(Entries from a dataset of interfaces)
☆ ☆ ☆ ☆ ☆

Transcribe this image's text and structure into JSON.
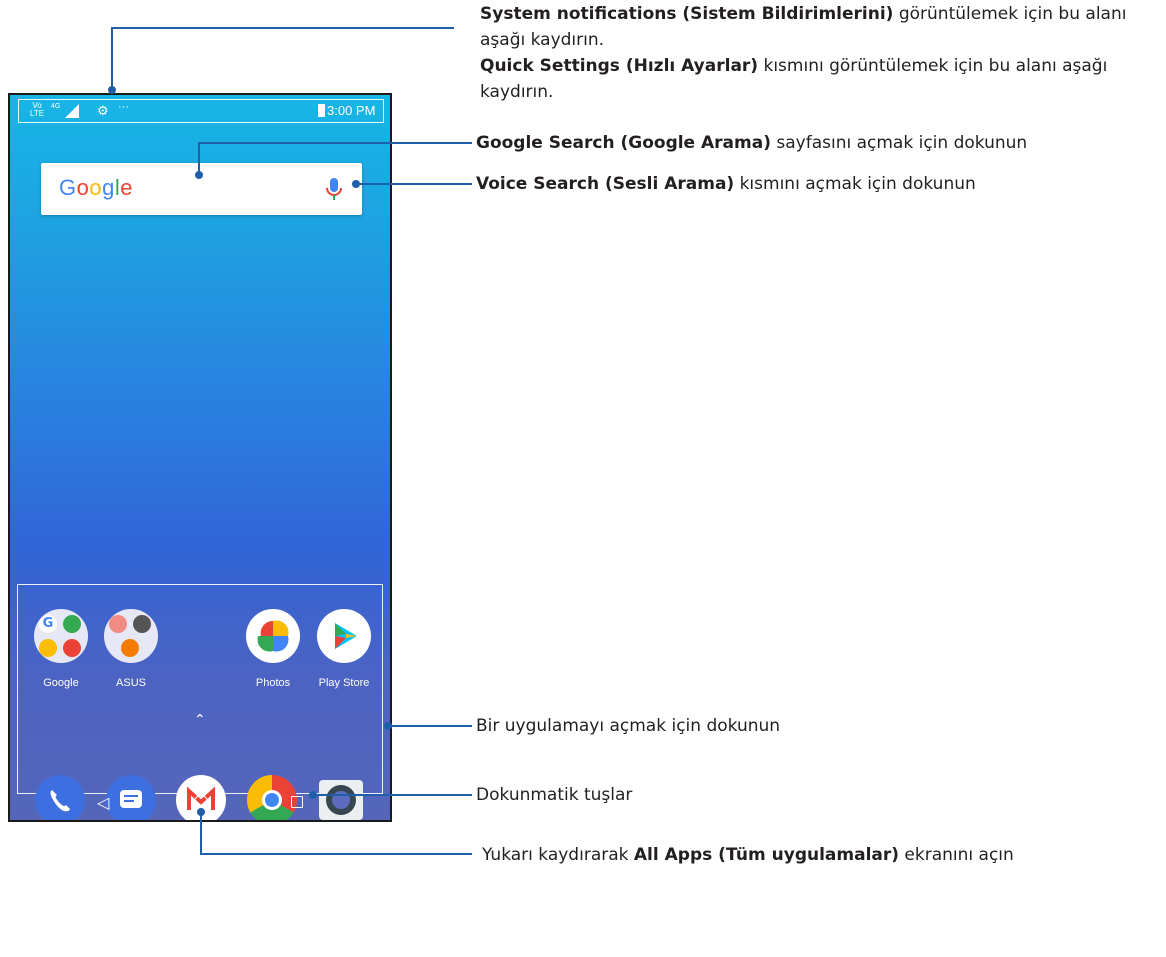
{
  "status_bar": {
    "volte": "VoLTE",
    "network": "4G",
    "time": "3:00 PM"
  },
  "search": {
    "logo": "Google"
  },
  "apps": [
    {
      "label": "Google",
      "icon": "google-folder-icon"
    },
    {
      "label": "ASUS",
      "icon": "asus-folder-icon"
    },
    {
      "label": "Photos",
      "icon": "photos-icon"
    },
    {
      "label": "Play Store",
      "icon": "play-store-icon"
    }
  ],
  "dock": [
    {
      "icon": "phone-icon"
    },
    {
      "icon": "messages-icon"
    },
    {
      "icon": "gmail-icon"
    },
    {
      "icon": "chrome-icon"
    },
    {
      "icon": "camera-icon"
    }
  ],
  "callouts": {
    "notifications": {
      "bold1": "System notifications (Sistem Bildirimlerini)",
      "text1": " görüntülemek için bu alanı aşağı kaydırın.",
      "bold2": "Quick Settings (Hızlı Ayarlar)",
      "text2": " kısmını görüntülemek için bu alanı aşağı kaydırın."
    },
    "google_search": {
      "bold": "Google Search (Google Arama)",
      "text": " sayfasını açmak için dokunun"
    },
    "voice_search": {
      "bold": "Voice Search (Sesli Arama)",
      "text": " kısmını açmak için dokunun"
    },
    "apps": {
      "text": "Bir uygulamayı açmak için dokunun"
    },
    "touch_keys": {
      "text": "Dokunmatik tuşlar"
    },
    "all_apps": {
      "text1": "Yukarı kaydırarak ",
      "bold": "All Apps (Tüm uygulamalar)",
      "text2": " ekranını açın"
    }
  },
  "colors": {
    "callout_line": "#1f5fa8",
    "google_blue": "#4285f4"
  }
}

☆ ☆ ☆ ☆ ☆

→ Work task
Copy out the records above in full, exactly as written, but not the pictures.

→ Solution to the exercise
Transcribe this image's text and structure into JSON.
{
  "status_bar": {
    "volte": "VoLTE",
    "network": "4G",
    "time": "3:00 PM"
  },
  "search": {
    "logo": "Google"
  },
  "apps": [
    {
      "label": "Google",
      "icon": "google-folder-icon"
    },
    {
      "label": "ASUS",
      "icon": "asus-folder-icon"
    },
    {
      "label": "Photos",
      "icon": "photos-icon"
    },
    {
      "label": "Play Store",
      "icon": "play-store-icon"
    }
  ],
  "dock": [
    {
      "icon": "phone-icon"
    },
    {
      "icon": "messages-icon"
    },
    {
      "icon": "gmail-icon"
    },
    {
      "icon": "chrome-icon"
    },
    {
      "icon": "camera-icon"
    }
  ],
  "callouts": {
    "notifications": {
      "bold1": "System notifications (Sistem Bildirimlerini)",
      "text1": " görüntülemek için bu alanı aşağı kaydırın.",
      "bold2": "Quick Settings (Hızlı Ayarlar)",
      "text2": " kısmını görüntülemek için bu alanı aşağı kaydırın."
    },
    "google_search": {
      "bold": "Google Search (Google Arama)",
      "text": " sayfasını açmak için dokunun"
    },
    "voice_search": {
      "bold": "Voice Search (Sesli Arama)",
      "text": " kısmını açmak için dokunun"
    },
    "apps": {
      "text": "Bir uygulamayı açmak için dokunun"
    },
    "touch_keys": {
      "text": "Dokunmatik tuşlar"
    },
    "all_apps": {
      "text1": "Yukarı kaydırarak ",
      "bold": "All Apps (Tüm uygulamalar)",
      "text2": " ekranını açın"
    }
  },
  "colors": {
    "callout_line": "#1f5fa8",
    "google_blue": "#4285f4"
  }
}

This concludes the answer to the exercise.